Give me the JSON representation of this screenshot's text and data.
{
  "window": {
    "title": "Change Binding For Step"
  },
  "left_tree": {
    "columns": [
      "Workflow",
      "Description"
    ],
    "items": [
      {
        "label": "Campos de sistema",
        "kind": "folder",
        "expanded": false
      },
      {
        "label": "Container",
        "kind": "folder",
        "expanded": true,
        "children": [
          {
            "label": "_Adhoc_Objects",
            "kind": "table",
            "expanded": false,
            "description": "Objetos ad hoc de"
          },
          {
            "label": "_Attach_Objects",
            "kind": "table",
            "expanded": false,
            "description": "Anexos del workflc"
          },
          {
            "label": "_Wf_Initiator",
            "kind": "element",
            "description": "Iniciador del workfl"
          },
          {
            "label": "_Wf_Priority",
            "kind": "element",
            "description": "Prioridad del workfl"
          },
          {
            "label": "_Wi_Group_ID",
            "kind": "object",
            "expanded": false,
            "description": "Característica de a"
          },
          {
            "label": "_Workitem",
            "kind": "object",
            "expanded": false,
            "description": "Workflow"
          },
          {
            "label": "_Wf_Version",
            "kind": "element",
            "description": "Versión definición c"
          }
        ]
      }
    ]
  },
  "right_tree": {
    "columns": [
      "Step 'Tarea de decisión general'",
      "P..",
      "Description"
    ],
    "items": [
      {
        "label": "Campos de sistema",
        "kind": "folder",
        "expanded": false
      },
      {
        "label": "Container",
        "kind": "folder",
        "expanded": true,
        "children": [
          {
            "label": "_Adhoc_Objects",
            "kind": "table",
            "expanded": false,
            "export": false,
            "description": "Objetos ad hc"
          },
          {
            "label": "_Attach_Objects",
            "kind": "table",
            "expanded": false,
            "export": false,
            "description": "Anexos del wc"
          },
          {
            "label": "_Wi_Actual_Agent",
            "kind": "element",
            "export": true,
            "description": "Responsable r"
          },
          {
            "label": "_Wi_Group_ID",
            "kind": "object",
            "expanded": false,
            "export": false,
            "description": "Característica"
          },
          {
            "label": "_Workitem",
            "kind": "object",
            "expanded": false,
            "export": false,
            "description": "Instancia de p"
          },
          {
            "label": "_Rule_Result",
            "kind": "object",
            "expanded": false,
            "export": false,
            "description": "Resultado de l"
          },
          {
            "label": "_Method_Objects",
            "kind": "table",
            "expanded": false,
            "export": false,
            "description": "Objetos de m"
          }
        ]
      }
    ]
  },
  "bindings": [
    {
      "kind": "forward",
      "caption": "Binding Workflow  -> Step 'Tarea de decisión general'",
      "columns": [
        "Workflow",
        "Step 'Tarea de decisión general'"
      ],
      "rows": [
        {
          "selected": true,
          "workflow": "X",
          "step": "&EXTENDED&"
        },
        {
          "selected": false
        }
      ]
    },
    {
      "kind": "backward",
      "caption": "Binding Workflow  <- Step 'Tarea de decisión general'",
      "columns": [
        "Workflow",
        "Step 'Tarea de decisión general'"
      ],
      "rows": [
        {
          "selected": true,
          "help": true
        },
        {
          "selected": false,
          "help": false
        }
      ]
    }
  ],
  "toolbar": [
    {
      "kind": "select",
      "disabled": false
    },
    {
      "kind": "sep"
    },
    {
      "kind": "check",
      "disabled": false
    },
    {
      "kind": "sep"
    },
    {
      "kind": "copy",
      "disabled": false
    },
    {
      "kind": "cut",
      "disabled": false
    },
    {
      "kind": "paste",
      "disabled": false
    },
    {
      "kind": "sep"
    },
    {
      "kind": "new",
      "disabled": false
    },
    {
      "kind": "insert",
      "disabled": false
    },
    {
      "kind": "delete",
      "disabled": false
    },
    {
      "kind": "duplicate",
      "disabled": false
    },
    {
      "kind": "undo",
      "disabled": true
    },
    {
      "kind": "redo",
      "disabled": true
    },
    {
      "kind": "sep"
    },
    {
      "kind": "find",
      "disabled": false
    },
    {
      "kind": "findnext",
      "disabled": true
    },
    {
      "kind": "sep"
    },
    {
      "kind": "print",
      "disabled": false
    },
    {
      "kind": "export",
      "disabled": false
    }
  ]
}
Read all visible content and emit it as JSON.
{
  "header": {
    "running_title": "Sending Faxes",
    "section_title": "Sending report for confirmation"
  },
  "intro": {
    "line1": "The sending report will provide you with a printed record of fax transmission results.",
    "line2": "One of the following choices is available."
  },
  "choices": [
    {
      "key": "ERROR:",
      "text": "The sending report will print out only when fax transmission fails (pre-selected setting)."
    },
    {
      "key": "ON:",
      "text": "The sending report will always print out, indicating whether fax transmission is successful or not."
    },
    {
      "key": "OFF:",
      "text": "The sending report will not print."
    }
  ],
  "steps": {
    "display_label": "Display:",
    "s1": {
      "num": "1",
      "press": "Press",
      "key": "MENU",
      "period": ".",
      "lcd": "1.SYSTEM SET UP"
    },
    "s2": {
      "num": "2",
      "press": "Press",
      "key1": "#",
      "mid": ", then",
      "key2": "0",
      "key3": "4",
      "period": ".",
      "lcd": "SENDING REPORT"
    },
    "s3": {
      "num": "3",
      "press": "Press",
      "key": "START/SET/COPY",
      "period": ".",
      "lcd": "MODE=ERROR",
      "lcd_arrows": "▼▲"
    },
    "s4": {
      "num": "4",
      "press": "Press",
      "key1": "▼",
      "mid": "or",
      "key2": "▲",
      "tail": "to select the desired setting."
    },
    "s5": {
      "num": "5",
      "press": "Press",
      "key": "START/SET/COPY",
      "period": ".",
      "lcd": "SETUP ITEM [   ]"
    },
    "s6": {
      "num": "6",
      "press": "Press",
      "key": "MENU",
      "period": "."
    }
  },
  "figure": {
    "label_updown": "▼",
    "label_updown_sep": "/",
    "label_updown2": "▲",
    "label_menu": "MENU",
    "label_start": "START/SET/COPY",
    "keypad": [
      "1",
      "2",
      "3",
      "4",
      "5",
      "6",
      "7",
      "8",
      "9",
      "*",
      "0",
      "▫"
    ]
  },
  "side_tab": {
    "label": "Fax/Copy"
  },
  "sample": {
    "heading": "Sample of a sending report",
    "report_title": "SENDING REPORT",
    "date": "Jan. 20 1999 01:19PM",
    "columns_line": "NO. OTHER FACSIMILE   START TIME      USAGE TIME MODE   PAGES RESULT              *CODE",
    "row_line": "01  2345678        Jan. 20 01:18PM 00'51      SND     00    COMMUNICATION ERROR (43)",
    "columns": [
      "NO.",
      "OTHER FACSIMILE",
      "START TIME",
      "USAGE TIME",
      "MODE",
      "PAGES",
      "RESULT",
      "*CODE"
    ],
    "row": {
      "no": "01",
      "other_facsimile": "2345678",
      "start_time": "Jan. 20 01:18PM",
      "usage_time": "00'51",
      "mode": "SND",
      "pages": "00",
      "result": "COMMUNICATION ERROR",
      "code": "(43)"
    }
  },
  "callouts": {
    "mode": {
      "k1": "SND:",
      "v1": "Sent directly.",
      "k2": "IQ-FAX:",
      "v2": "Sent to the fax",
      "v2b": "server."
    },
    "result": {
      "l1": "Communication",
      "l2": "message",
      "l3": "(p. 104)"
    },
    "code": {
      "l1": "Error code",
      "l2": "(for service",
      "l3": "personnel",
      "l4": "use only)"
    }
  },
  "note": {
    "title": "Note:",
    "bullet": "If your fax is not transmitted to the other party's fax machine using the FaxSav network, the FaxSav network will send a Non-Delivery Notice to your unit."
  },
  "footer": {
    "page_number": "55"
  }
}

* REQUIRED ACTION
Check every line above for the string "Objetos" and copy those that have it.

* WORKED SOLUTION
            "description": "Objetos ad hoc de"
            "description": "Objetos ad hc"
            "description": "Objetos de m"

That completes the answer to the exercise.